TASK REQUIREMENTS. Your task is to copy each line of the material that includes "from".
----
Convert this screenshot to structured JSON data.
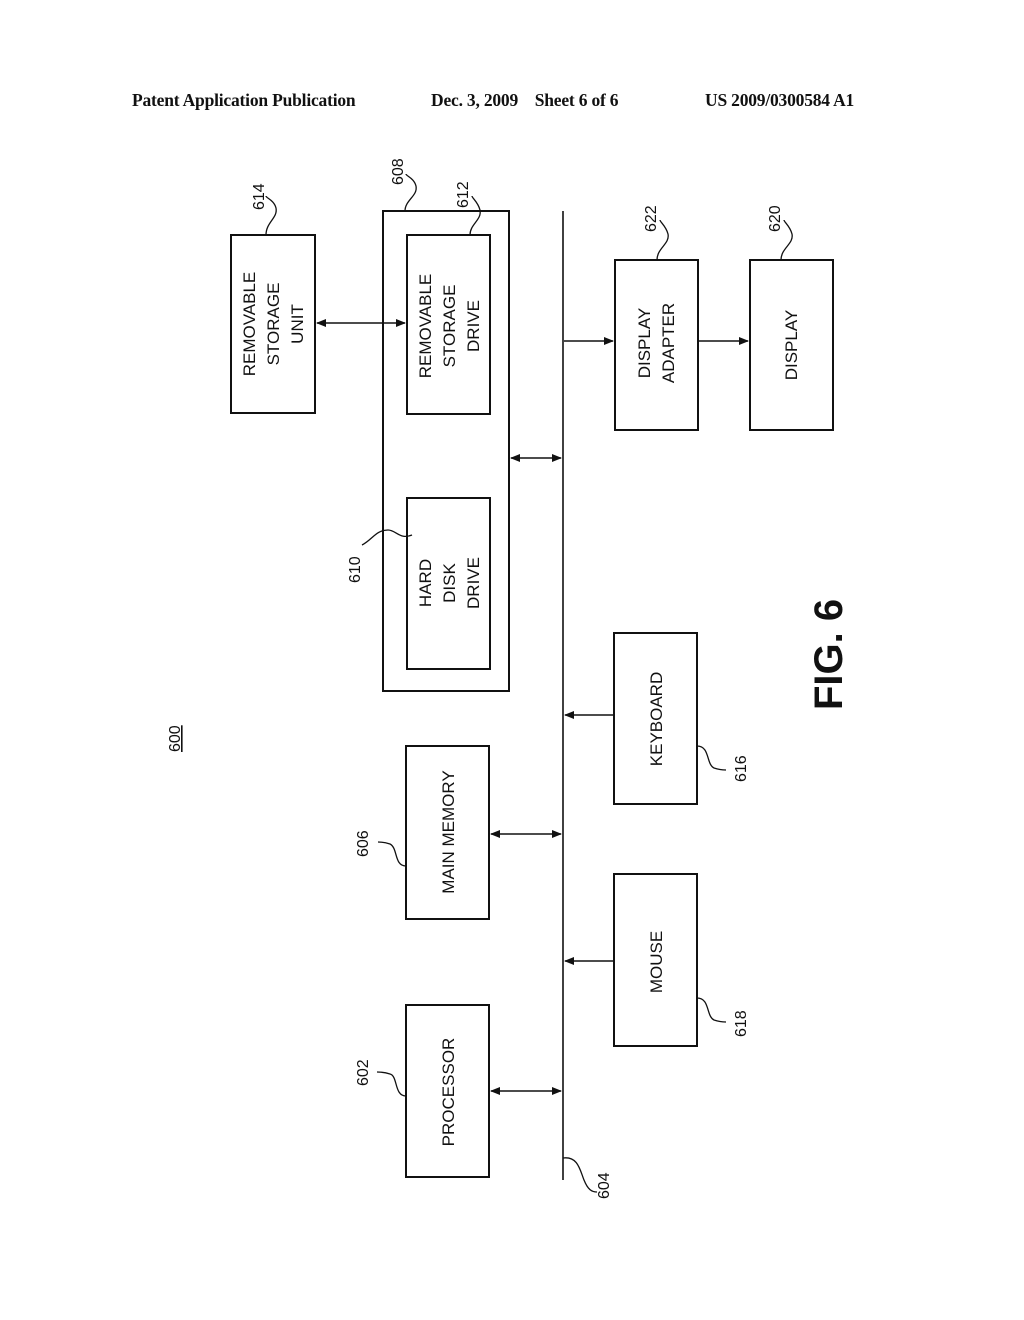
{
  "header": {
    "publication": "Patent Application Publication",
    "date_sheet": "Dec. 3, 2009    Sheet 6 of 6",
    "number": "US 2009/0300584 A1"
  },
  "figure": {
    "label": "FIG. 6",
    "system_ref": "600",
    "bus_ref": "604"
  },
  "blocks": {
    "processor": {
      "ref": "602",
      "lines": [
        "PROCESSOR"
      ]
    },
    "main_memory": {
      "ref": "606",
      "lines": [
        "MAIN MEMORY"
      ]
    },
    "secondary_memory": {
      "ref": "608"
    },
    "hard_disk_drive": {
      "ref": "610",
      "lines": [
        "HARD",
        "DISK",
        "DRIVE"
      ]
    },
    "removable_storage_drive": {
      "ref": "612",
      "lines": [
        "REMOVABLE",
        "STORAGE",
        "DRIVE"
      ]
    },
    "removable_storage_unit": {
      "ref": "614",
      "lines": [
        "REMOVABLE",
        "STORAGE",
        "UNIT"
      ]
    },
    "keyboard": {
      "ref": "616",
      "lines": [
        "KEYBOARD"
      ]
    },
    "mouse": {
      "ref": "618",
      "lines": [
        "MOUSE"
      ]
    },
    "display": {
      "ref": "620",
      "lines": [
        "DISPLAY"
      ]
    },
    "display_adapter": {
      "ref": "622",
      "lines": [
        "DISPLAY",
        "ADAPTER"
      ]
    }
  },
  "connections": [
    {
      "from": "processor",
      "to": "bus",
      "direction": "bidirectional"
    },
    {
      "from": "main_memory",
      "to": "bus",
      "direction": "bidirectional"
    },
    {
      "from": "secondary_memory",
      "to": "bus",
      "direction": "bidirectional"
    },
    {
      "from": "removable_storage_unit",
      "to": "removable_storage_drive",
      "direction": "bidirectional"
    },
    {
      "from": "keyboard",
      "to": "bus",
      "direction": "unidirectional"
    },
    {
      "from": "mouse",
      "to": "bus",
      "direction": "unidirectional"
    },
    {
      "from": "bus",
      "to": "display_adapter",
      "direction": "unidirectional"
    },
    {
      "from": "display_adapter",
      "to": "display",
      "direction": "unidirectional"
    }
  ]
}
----
PROBLEM SOLUTION.
      "from": "processor",
      "from": "main_memory",
      "from": "secondary_memory",
      "from": "removable_storage_unit",
      "from": "keyboard",
      "from": "mouse",
      "from": "bus",
      "from": "display_adapter",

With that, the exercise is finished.